Bonsall had little reason for concern. Five days later the first patient arrived, a 48 year-old woman who had “been 11 Years insane—She appears to be of the Melancholy cast.” People continued to bring patients to the Asylum, entrusting family members to the care of Bonsall and the Asylum’s staff. Over the first 15 years the Asylum would admit more 350 patients. Here is an initial overview of those patients, compiled largely from the Patient Register.

Over the first 15 years more men than women were admitted to Friends’ Asylum. Most (just over half) of the people admitted were single, a third were married, and about ten percent were widowed (the numbers don’t add up to the total (363) because the Patient Register doesn’t record marital status for every patient).

General Summary of Patients
(admitted through 1833)
Total Number Total Percentage Single Married Widowed
Men 194 53% 106 79 7
Women 169 47% 84 52 28
Total 363 (100%) 190 131 35

These rough numbers obscure the 51 patients who were admitted more than once, one as many as 10 times. Removing these, 280 unique patients were admitted to the Asylum.

Of the total number of patients admitted, almost half were considered “Restored” when they left the asylum.

Patient Condition on Leaving the Asylum
Total Admissions Restored Much Improved Improved Stationary Died
Men 194 82 (42%) 30 (15%) 18 (9%) 26 (13%) 38 (20%)
Women 169 70 (41%) 26 (15%) 21 (12%) 16 (9%) 36 (21%)
Total 363 152 (42%) 56 (15%) 39 (11%) 42 (12%) 74 (20%)

What exactly “Restored” meant, however, is unclear. The patient who was admitted 10 times was released the first 8 times “Restored,” the ninth “Much improved.” When he was admitted the last time, he spent more than two years there before finally dying in the Asylum “of Inflammation of the Stomach” (in total he spent three and a half years in the Asylum).

Patients stayed in the Asylum anywhere from 2 days to more than 40 years (14724 days). The average length of stay is 27 months.

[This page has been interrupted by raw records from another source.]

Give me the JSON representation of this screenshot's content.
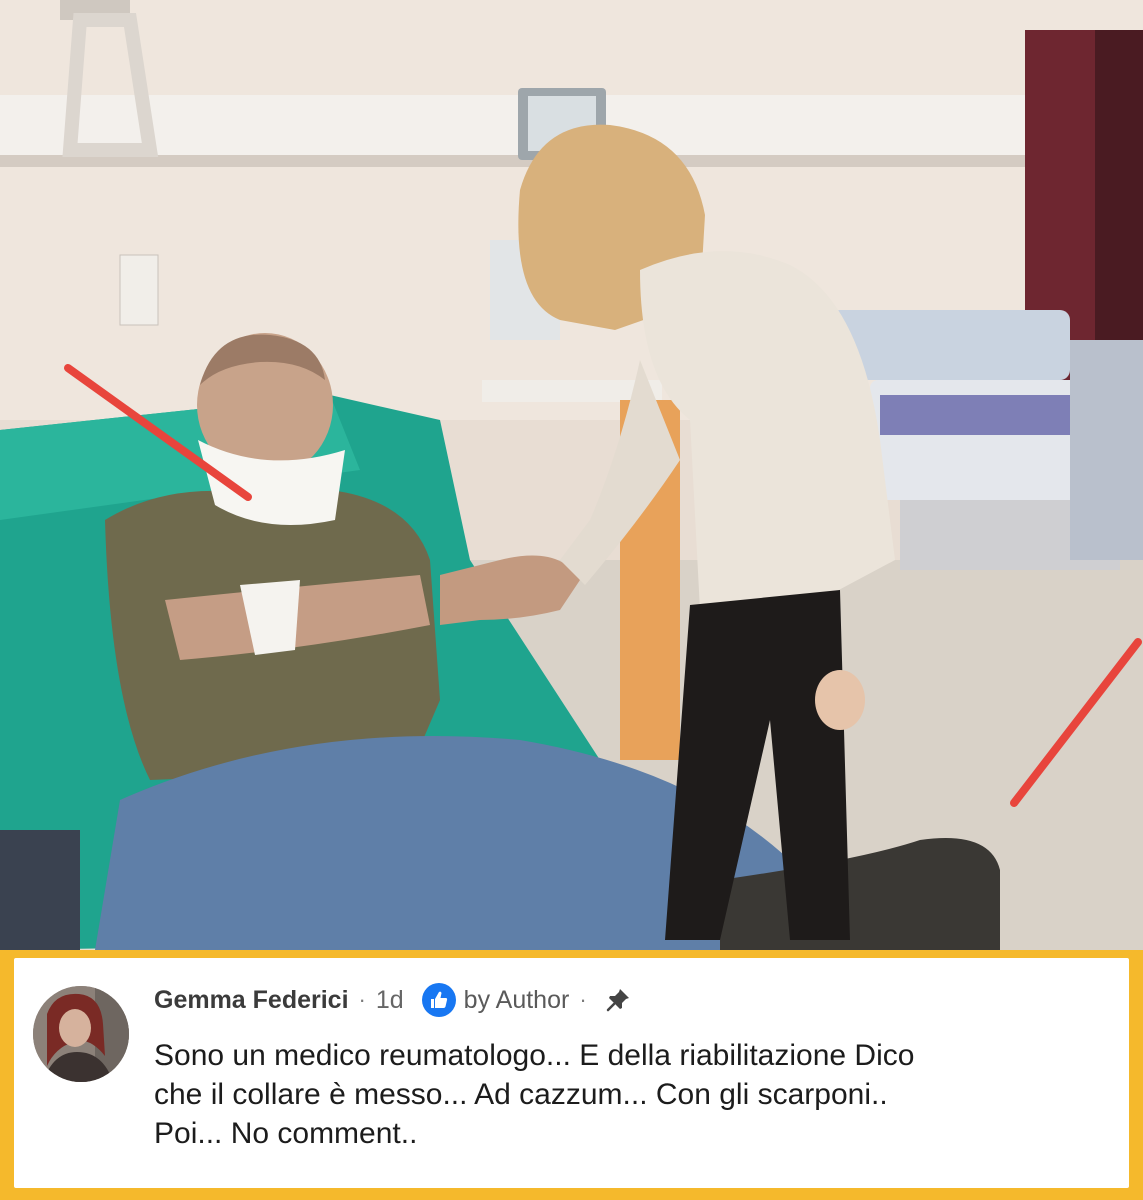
{
  "comment": {
    "author": "Gemma Federici",
    "separator": "·",
    "time": "1d",
    "author_badge": "by Author",
    "separator_2": "·",
    "text_lines": [
      "Sono un medico reumatologo... E della riabilitazione Dico",
      "che il collare è messo... Ad cazzum... Con gli scarponi..",
      "Poi... No comment.."
    ],
    "icons": {
      "like": "thumbs-up-icon",
      "pin": "pin-icon"
    }
  },
  "colors": {
    "frame": "#f5b92c",
    "arrow": "#e8453c",
    "like_badge": "#1877f2"
  }
}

Patients who were there only a couple days as well as those who were there for years tended to die in the Asylum (probably from different causes—the former probably suffered from some acute illness, the latter from some chronic condition or simply old age). The median length of stay was 155 days.

Although the founders of the Asylum might have had a preference for “recent, curable patients,”[1] in fact it seems that many of the patients admitted over the first 15 or so years had been insane for more than two years. One patient was listed as having been insane for 44 years (another twenty or so had been insane for more than 20 years). At the other extreme, about 30 patients were listed as having been insane for fewer than 10 days.

Average duration of insanity before admission. For some reason 1817 and 1830 have particularly long average durations.
Average duration of insanity before admission. For some reason 1817 and 1830 have particularly long average durations.

Patients ranged in age from 16 years to 93 years. The average age for both men and women was 40.

Most patients were local. 122 were from Philadelphia and another 136 from Pennsylvania. 68 came from New Jersey. After that numbers dropped off quickly: e.g., 11 from Delaware; 7 from New York. A few came from as far away as Virginia and Rhode Island. In one case, a patient had previously been a patient in the York Retreat in England.[2]

This aggregate survey of the patients at the Friends’ Asylum, drawn largely from the Patient Register, raises all sorts of interesting questions, e.g., Why were some patients readmitted so many times? What did they mean by “Restored” or “Much Improved?” What symptoms were considered evidence of insanity, especially in the cases where a patient had been insane for 2 or 3 or 4 days? Because it effaces the individual patients, this survey of the Patient Register also raises questions about the stories of those individual patients, such as the young woman, patient #33, whose family brought her to the Asylum late one Saturday. She had been insane for six days….

Her story will be the subject of a future post.


  1. On the Asylum’s possible preference for “recent, curable patients,” see the excellent Quakers & Mental Health, especially the “Foundations of Friends’ Asylum” page.  ↩

  2. Friends’ Asylum was modeled on the York Retreat. See, “The York Retreat” and “Foundations of Friends’ Asylum.”  ↩